* WHAT TO PRODUCE
From the listing below, copy each line that contains the word "accent".

•••••

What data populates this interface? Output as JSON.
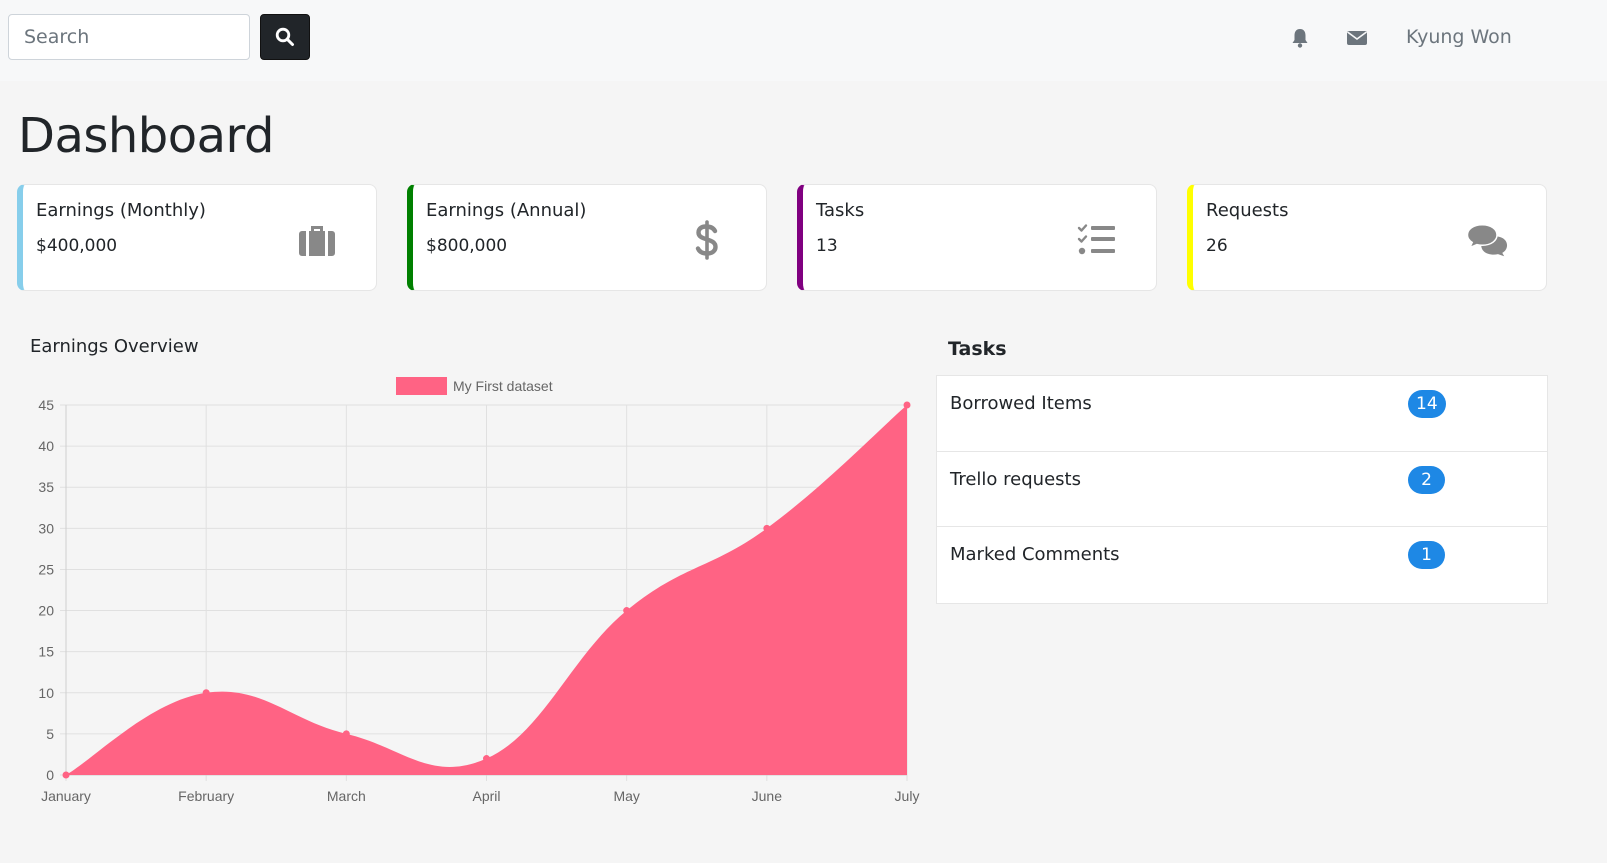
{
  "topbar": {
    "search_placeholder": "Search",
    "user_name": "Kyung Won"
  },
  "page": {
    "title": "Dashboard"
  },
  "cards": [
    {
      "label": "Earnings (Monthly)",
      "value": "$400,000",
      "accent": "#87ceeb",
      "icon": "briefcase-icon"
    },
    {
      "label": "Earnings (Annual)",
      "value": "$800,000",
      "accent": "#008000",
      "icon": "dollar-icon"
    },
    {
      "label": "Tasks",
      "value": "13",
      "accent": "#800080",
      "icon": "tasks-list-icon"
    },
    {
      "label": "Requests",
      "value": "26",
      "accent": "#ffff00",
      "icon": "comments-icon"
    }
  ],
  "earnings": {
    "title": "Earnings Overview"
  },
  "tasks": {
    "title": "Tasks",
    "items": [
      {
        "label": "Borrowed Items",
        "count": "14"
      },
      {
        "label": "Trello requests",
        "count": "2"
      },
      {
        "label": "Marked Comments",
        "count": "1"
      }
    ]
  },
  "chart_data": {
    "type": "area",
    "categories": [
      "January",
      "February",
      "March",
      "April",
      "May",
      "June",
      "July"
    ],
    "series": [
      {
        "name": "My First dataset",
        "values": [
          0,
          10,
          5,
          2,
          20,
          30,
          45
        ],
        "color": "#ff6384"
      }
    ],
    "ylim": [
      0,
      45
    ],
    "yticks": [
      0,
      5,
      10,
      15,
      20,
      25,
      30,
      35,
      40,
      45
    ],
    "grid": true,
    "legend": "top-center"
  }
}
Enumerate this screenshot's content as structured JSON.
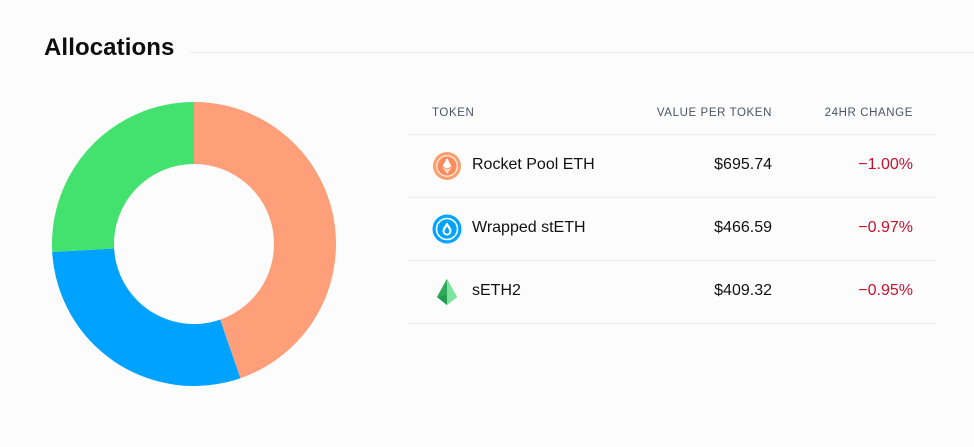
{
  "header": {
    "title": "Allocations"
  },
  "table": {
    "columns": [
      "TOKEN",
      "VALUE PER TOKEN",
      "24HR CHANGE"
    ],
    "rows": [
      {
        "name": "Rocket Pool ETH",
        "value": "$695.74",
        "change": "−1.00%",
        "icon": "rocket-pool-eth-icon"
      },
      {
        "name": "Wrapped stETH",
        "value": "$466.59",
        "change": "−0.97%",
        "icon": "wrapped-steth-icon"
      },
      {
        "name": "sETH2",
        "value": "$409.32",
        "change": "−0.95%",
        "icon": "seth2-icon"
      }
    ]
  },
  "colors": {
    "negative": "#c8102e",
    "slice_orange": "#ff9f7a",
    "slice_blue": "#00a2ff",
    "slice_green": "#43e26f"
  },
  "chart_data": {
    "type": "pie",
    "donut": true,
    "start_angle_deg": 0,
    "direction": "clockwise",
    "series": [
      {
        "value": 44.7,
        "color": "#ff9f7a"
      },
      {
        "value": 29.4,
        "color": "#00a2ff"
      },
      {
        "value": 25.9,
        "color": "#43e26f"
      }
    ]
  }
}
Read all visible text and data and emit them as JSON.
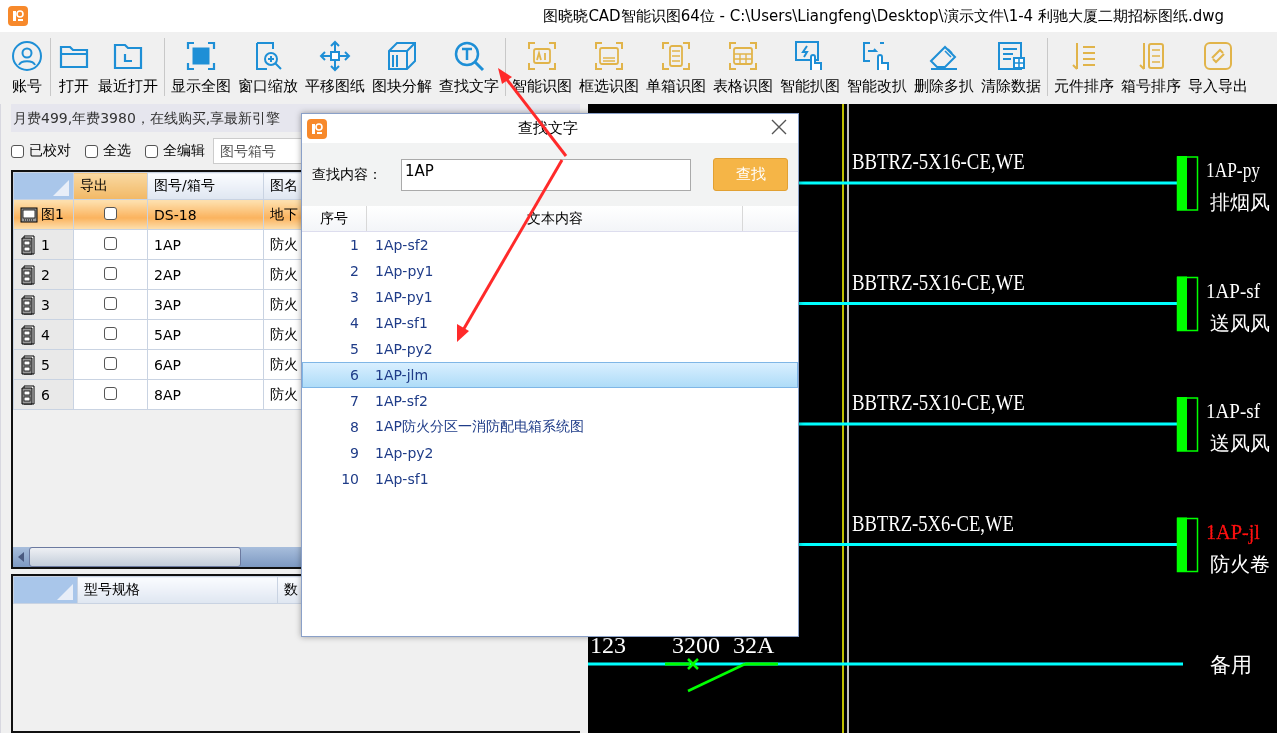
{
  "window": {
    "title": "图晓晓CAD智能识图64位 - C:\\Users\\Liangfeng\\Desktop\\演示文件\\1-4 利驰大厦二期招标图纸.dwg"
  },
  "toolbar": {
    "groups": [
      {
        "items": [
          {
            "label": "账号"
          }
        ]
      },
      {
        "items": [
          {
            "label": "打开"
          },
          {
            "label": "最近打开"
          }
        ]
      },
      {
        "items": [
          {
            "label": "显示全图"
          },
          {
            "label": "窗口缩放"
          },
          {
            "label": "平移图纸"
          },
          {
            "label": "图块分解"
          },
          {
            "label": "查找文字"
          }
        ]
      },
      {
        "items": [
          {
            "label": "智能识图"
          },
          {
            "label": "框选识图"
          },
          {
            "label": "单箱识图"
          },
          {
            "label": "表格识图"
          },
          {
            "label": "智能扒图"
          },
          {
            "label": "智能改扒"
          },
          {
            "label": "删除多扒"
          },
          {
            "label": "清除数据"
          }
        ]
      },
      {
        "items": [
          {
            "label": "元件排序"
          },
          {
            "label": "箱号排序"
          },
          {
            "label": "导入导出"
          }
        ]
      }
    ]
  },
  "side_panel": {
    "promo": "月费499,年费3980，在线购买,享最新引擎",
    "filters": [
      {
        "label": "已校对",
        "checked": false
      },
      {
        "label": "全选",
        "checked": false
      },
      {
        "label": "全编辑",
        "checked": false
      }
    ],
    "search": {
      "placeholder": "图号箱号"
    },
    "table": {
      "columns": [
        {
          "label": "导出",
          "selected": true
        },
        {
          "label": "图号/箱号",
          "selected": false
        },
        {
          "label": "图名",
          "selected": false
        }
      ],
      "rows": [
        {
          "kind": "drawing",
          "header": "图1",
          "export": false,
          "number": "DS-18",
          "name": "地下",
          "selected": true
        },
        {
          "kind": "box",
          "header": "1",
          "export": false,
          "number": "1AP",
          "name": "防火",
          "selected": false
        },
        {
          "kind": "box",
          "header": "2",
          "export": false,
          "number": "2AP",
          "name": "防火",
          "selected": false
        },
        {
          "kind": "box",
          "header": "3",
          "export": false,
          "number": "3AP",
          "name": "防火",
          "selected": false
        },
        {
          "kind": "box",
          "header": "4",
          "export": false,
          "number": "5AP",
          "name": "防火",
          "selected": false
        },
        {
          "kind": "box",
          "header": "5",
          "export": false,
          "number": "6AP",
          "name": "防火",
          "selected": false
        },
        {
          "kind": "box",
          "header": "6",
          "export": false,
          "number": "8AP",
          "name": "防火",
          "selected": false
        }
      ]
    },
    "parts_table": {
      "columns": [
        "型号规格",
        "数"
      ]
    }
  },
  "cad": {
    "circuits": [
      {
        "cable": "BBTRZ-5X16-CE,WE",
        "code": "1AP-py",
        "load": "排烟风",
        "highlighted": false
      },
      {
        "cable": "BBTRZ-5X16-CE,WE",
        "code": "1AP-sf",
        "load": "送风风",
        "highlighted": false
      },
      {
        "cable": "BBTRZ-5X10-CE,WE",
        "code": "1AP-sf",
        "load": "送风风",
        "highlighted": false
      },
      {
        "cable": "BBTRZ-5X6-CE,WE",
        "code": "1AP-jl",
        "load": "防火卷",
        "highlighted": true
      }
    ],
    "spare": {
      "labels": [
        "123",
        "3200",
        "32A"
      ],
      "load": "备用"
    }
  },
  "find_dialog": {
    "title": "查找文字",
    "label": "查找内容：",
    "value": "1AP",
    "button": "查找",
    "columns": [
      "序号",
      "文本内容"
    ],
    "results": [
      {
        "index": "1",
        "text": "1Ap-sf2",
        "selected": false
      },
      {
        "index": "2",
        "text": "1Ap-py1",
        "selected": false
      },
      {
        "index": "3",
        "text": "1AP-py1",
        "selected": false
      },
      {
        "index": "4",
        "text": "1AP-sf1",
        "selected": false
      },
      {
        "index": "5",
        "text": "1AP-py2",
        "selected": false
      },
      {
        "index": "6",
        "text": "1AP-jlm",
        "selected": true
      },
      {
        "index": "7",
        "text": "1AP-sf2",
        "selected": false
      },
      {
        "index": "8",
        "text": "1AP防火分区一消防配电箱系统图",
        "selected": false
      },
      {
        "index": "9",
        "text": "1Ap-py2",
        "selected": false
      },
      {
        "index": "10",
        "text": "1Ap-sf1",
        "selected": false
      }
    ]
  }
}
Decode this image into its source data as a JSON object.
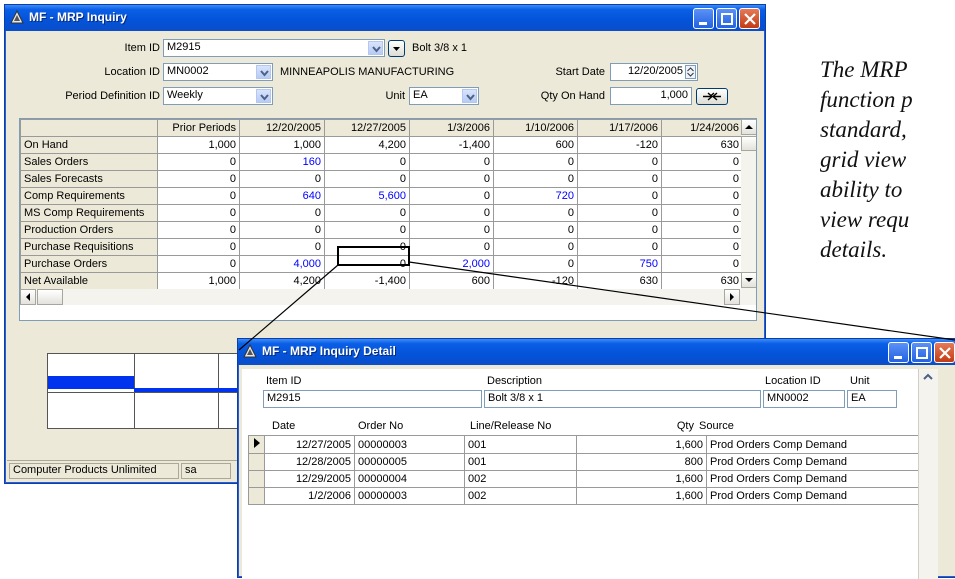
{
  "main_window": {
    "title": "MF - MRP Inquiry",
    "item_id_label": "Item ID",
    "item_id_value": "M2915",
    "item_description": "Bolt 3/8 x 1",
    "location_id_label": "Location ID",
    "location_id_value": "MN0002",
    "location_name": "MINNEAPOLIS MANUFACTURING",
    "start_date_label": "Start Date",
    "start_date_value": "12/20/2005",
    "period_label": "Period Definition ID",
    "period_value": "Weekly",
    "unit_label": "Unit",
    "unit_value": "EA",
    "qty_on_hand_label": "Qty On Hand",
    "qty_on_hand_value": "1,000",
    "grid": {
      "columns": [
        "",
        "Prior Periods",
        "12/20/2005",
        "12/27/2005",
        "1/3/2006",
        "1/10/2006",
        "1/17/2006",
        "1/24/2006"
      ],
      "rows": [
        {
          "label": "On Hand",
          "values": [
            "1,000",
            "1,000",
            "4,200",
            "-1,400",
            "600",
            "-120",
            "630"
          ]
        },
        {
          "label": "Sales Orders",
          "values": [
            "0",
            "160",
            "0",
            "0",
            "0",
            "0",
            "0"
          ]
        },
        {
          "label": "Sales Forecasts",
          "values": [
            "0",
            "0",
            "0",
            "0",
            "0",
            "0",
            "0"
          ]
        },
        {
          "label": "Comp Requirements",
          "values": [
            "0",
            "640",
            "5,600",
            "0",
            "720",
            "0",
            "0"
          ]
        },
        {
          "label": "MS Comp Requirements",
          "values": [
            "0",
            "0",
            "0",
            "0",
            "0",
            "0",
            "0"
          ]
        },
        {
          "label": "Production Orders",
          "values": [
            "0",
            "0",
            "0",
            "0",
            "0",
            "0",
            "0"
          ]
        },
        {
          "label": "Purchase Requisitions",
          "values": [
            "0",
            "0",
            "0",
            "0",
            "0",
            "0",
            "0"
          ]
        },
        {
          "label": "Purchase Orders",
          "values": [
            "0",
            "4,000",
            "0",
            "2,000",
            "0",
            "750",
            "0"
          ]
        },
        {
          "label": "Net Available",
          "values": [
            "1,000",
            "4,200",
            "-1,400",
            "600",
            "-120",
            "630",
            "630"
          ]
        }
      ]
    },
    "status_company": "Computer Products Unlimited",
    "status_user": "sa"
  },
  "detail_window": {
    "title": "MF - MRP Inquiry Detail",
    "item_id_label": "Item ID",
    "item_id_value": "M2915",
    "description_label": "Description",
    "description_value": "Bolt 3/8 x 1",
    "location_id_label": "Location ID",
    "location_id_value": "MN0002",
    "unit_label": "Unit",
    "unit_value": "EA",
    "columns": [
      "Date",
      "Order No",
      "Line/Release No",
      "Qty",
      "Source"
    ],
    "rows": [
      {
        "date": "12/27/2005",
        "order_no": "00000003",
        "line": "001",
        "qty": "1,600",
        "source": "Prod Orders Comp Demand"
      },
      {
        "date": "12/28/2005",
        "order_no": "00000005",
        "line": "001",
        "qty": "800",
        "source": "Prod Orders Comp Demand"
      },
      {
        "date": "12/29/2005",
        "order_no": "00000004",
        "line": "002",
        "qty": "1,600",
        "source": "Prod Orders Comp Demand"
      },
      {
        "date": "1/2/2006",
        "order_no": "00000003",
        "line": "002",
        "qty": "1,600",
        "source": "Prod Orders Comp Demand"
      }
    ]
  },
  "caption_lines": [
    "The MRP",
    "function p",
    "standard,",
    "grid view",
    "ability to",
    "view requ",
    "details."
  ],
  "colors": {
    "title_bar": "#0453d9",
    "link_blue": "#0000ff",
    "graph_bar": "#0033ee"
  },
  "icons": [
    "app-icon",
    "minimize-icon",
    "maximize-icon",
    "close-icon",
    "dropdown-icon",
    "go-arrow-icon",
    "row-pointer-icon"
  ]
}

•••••

* RESULT OF THIS TASK
      "accent": "#87ceeb",
      "accent": "#008000",
      "accent": "#800080",
      "accent": "#ffff00",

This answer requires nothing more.